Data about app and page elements

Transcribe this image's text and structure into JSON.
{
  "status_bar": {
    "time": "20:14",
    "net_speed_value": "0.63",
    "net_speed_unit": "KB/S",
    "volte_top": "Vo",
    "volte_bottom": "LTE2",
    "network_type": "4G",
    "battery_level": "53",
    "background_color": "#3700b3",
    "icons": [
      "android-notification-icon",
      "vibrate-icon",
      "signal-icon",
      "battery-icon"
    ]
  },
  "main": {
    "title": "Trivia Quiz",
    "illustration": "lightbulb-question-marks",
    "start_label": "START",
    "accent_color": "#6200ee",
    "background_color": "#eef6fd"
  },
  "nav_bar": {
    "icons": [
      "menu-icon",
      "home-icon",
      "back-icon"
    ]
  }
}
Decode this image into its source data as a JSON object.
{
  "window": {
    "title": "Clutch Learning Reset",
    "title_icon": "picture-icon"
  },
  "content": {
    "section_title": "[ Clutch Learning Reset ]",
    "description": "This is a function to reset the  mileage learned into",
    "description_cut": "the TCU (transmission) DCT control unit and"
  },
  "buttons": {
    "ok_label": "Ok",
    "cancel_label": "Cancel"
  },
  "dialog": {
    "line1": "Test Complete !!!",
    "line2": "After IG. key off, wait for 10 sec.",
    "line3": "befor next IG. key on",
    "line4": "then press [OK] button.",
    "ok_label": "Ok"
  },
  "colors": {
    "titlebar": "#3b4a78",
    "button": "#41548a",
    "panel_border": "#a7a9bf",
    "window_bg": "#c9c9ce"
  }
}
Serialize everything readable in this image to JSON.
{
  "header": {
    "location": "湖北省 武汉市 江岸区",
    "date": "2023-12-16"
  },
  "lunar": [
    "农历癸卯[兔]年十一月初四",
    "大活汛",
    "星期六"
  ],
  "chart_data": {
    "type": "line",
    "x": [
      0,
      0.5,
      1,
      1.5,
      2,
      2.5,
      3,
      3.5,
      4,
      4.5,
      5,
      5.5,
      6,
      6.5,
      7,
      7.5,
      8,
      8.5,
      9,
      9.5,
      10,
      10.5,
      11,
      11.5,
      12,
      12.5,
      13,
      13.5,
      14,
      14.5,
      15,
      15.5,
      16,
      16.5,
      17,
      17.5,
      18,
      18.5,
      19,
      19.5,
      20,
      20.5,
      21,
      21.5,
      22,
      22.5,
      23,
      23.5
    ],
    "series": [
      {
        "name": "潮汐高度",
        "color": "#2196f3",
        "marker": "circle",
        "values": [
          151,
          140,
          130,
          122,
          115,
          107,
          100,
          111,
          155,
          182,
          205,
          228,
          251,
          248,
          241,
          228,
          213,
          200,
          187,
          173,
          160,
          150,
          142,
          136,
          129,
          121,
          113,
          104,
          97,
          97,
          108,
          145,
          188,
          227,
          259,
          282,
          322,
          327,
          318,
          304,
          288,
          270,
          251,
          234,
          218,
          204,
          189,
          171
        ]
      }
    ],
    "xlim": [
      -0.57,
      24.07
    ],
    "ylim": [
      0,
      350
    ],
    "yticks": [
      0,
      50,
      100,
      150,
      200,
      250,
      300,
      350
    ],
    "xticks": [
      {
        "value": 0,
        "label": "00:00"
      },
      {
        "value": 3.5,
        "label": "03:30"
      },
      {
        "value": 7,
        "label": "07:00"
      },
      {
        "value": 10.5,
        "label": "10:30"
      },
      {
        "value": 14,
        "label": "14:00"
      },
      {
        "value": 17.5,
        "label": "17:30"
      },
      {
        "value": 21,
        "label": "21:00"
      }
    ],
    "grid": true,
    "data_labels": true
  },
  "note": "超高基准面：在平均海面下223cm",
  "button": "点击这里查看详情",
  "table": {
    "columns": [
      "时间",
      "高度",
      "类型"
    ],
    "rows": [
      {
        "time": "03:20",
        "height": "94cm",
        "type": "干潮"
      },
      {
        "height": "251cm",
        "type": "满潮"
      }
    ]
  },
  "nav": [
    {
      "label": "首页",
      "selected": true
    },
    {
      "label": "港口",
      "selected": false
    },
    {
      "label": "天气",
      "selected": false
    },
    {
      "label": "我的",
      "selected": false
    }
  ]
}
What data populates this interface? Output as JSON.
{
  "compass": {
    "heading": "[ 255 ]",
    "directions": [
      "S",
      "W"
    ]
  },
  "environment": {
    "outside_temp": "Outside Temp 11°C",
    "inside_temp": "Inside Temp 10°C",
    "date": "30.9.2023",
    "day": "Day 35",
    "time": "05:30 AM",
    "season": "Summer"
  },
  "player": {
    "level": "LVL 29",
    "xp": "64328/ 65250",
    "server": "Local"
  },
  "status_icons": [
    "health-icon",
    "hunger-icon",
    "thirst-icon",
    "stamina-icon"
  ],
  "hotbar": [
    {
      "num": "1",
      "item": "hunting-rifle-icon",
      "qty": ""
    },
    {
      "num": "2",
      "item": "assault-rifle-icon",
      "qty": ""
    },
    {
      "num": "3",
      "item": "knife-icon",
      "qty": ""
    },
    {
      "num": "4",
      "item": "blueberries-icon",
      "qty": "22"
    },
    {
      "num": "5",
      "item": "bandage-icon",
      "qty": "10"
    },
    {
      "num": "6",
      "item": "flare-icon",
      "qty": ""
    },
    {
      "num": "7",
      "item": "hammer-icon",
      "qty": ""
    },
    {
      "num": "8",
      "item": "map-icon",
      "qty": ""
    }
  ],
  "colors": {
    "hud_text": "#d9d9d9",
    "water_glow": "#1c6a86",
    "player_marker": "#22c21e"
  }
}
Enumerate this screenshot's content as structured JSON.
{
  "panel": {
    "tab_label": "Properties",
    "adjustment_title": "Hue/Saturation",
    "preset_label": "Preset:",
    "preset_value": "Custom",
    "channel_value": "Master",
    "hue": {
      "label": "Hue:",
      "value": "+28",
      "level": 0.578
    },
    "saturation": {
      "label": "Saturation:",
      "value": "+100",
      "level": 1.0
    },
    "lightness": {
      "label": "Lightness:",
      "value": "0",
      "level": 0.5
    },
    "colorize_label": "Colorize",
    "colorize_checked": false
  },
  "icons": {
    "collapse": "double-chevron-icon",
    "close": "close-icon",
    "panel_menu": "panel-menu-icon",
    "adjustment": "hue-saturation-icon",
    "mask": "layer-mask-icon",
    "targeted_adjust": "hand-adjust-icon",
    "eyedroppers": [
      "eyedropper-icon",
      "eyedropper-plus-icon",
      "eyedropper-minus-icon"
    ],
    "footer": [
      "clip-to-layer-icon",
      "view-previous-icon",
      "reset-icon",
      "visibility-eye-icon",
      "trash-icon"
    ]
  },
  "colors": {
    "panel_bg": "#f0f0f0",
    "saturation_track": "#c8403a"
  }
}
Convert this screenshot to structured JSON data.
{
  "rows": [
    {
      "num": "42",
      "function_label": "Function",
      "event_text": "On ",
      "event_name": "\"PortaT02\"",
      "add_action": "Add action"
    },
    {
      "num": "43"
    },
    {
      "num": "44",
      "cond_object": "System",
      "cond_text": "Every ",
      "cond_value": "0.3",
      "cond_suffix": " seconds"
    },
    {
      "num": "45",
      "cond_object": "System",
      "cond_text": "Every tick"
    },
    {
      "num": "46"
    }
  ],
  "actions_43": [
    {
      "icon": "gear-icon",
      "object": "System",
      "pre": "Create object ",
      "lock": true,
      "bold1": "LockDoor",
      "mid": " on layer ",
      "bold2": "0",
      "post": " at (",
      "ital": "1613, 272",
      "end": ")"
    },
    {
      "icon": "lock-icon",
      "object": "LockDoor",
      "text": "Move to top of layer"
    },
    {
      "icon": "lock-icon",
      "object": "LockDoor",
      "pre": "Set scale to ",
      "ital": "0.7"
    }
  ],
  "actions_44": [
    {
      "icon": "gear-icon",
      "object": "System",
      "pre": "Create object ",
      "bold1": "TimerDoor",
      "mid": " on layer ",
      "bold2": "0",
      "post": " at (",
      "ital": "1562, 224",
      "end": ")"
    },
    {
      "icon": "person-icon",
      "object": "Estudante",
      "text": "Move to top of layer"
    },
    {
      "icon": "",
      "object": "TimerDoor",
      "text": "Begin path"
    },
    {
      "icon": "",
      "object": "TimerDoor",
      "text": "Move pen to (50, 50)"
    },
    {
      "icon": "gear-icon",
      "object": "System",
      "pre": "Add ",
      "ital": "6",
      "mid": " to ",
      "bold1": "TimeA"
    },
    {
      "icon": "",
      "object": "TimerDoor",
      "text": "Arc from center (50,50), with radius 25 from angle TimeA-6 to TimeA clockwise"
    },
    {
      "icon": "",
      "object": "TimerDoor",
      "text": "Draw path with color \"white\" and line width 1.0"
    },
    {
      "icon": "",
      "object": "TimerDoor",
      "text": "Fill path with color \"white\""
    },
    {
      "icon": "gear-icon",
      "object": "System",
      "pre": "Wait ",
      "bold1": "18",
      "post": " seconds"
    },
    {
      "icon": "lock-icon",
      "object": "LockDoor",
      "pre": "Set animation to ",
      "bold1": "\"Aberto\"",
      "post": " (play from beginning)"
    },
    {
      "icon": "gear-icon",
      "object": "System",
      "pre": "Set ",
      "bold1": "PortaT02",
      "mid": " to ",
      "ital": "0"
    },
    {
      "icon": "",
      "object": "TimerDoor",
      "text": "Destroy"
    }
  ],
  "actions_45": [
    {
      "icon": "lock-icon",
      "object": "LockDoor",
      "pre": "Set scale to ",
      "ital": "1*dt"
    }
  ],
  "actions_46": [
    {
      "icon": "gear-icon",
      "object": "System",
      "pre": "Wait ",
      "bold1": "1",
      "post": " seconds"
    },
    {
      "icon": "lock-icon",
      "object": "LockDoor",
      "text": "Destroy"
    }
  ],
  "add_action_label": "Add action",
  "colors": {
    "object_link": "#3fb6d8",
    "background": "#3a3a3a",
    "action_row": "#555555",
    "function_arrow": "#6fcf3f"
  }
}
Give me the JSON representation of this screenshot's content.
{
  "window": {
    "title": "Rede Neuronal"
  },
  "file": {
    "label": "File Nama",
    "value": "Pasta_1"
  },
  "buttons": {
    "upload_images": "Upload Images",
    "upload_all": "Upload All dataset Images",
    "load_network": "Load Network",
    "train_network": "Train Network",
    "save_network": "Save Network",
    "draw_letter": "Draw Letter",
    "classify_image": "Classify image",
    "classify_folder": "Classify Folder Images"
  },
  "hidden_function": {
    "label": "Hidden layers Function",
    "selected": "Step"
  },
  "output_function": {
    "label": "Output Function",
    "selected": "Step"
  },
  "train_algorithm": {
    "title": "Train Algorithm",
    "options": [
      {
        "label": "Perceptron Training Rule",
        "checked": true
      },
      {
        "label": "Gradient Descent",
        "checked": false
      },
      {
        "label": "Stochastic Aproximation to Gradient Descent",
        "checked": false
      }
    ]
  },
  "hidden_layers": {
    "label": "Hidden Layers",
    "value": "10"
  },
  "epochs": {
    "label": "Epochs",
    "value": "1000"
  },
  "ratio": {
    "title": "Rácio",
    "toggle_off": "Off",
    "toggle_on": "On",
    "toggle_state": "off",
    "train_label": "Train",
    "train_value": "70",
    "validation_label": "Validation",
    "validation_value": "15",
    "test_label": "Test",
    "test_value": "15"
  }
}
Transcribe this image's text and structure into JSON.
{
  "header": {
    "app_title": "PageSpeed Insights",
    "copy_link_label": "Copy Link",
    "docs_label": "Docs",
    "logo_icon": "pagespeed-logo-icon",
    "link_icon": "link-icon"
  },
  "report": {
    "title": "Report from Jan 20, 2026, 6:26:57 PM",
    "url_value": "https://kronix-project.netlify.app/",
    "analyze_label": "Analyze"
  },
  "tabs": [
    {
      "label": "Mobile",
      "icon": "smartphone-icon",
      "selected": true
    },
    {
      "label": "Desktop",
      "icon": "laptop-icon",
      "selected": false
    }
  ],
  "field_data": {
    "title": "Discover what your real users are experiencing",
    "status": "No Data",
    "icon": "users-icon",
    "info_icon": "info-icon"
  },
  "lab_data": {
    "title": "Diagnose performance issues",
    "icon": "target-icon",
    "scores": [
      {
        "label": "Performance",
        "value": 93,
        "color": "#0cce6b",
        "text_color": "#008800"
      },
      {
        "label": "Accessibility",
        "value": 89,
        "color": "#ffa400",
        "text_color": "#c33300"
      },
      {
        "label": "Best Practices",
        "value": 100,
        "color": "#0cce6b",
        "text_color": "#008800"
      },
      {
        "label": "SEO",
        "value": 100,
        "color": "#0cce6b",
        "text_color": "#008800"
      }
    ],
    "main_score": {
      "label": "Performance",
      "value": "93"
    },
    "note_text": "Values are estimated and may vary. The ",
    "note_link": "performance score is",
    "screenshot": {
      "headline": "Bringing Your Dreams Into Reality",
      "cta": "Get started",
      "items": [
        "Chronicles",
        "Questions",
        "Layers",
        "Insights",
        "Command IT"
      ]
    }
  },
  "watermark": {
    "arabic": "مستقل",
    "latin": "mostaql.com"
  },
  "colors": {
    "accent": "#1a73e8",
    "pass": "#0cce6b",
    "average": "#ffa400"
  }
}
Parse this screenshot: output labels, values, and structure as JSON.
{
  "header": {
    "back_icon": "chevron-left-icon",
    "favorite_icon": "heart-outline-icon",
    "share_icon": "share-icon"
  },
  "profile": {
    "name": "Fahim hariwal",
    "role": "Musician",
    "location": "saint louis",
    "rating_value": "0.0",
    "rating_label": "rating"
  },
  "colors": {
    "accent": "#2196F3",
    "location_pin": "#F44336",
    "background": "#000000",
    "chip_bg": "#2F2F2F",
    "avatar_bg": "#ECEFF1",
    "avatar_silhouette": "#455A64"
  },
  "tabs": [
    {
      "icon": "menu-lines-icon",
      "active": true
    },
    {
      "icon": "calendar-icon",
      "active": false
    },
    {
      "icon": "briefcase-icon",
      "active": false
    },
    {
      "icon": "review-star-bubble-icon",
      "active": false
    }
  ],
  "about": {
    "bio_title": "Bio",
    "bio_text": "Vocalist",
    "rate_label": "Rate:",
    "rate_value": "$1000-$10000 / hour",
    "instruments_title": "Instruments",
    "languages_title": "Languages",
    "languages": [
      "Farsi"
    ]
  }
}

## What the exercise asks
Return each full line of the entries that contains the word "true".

## Exercise response
    "grid": true,
    "data_labels": true
      "selected": true
      "lock": true,
        "checked": true
      "selected": true
      "active": true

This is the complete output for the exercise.